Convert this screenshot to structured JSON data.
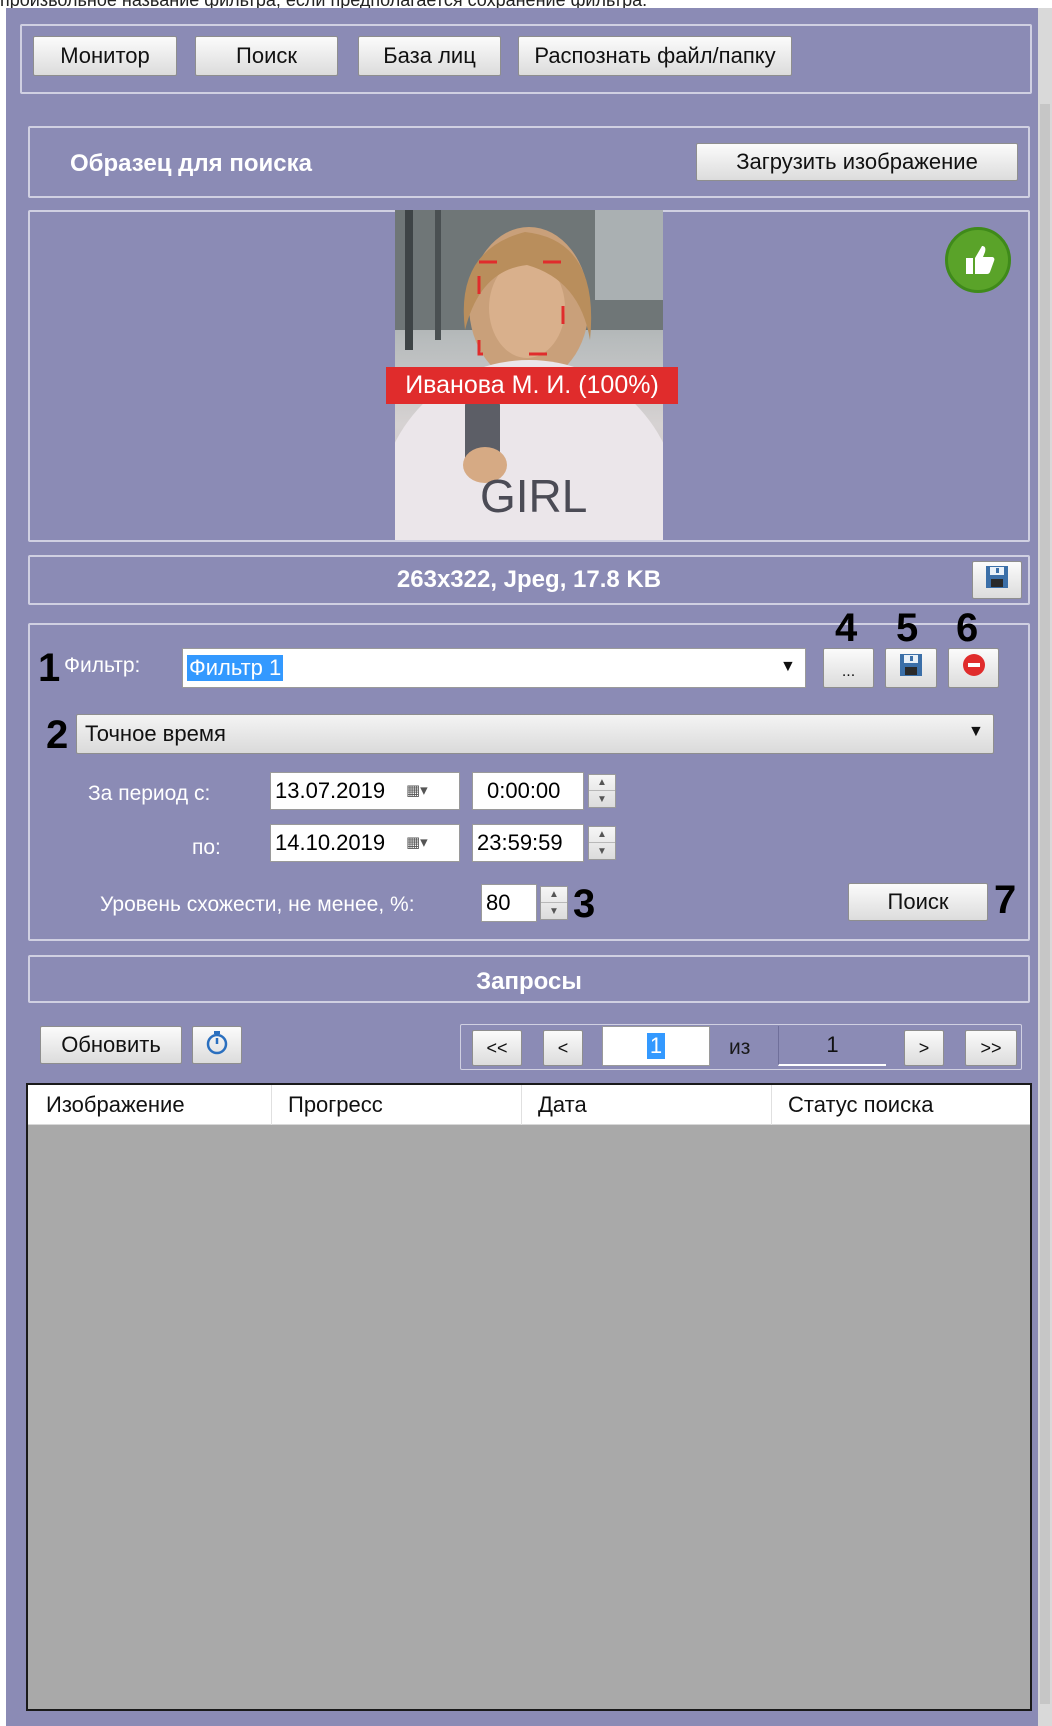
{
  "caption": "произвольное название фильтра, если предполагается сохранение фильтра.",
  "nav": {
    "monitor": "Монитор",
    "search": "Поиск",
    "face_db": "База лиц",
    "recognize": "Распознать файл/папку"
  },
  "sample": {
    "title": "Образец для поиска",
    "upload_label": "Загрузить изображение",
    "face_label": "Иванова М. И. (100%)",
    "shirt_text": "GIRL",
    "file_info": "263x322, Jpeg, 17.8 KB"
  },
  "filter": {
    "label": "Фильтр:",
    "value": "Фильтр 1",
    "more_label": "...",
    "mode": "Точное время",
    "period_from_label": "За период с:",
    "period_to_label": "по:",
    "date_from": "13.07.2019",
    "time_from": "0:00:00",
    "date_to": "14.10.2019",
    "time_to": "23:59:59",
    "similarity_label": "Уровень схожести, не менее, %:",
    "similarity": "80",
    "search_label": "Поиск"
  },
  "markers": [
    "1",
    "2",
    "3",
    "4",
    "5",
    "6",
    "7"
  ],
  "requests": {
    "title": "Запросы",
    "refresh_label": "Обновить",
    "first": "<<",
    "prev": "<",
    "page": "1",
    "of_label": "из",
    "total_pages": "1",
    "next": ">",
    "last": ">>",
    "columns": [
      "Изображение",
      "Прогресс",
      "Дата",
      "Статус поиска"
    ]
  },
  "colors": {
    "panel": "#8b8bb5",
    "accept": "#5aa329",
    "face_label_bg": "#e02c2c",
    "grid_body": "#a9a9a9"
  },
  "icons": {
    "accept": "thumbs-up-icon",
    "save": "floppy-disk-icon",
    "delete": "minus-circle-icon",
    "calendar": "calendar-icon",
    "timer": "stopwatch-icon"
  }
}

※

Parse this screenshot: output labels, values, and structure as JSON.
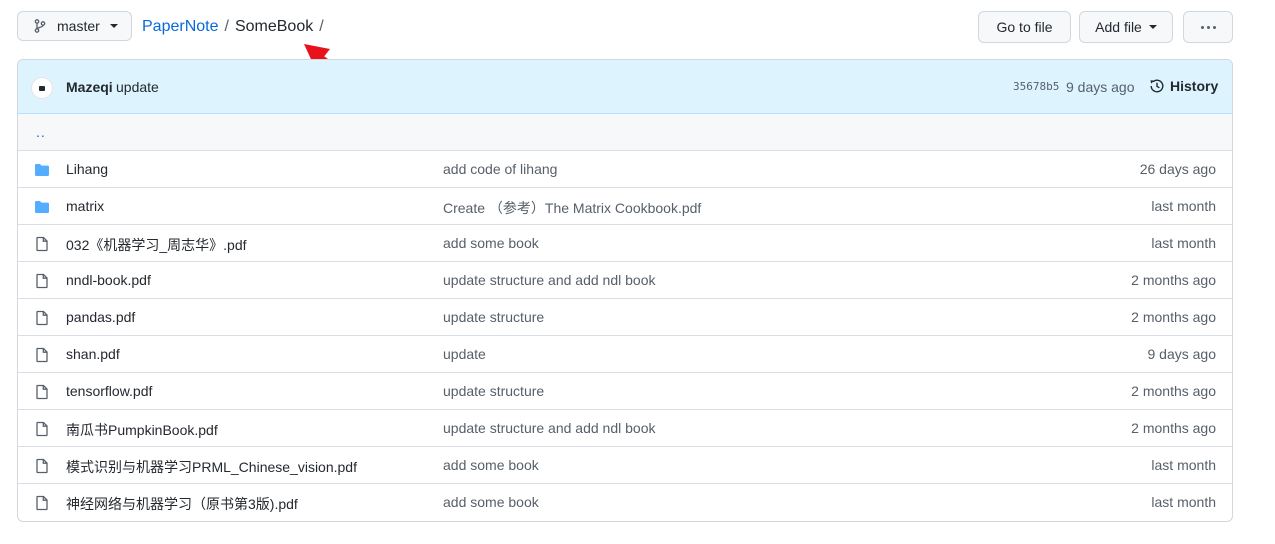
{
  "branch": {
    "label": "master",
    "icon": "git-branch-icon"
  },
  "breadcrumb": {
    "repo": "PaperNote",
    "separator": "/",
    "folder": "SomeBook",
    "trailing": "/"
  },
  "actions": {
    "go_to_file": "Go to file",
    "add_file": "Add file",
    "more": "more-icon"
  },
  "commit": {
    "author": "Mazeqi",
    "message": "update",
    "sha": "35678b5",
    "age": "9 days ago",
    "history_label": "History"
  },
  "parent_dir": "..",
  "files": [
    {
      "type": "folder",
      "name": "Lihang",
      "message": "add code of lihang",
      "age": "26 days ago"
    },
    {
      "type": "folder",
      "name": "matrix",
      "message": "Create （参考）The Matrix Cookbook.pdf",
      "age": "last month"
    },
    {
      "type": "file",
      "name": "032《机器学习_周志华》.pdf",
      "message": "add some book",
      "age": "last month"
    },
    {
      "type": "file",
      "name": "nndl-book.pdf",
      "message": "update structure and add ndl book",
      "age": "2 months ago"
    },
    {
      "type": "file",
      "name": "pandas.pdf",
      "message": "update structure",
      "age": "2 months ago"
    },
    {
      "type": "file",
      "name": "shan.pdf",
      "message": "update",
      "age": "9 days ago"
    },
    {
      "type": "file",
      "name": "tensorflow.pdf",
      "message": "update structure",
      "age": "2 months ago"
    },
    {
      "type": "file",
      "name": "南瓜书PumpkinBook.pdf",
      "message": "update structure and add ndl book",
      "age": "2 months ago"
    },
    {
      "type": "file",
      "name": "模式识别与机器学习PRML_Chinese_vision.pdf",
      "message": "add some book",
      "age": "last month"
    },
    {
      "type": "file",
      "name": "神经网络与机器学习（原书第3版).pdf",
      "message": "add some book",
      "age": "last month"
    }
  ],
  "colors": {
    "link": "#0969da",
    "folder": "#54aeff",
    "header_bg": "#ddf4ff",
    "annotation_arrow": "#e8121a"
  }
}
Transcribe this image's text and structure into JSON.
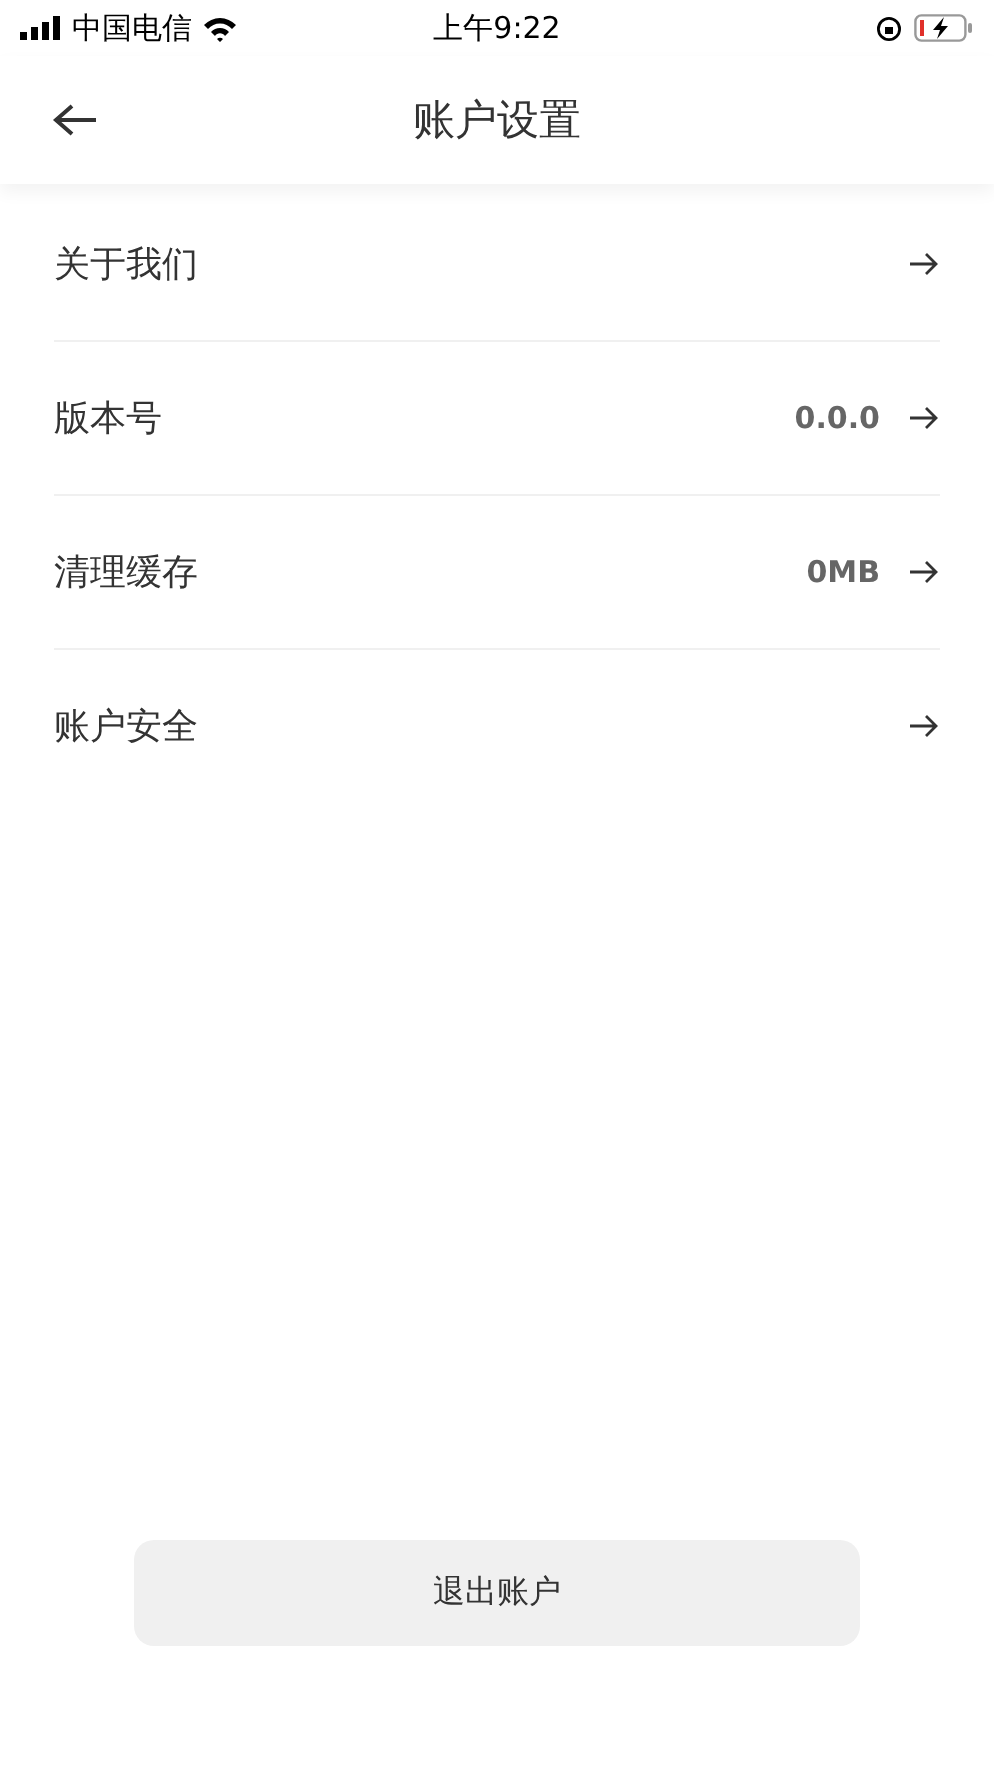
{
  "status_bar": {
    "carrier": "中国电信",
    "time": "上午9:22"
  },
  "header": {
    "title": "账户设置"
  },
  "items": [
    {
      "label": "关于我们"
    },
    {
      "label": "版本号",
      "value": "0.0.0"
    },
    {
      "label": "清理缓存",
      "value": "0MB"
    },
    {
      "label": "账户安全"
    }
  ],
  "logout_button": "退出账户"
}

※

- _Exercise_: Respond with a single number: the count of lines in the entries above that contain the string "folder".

- _Reply_: 4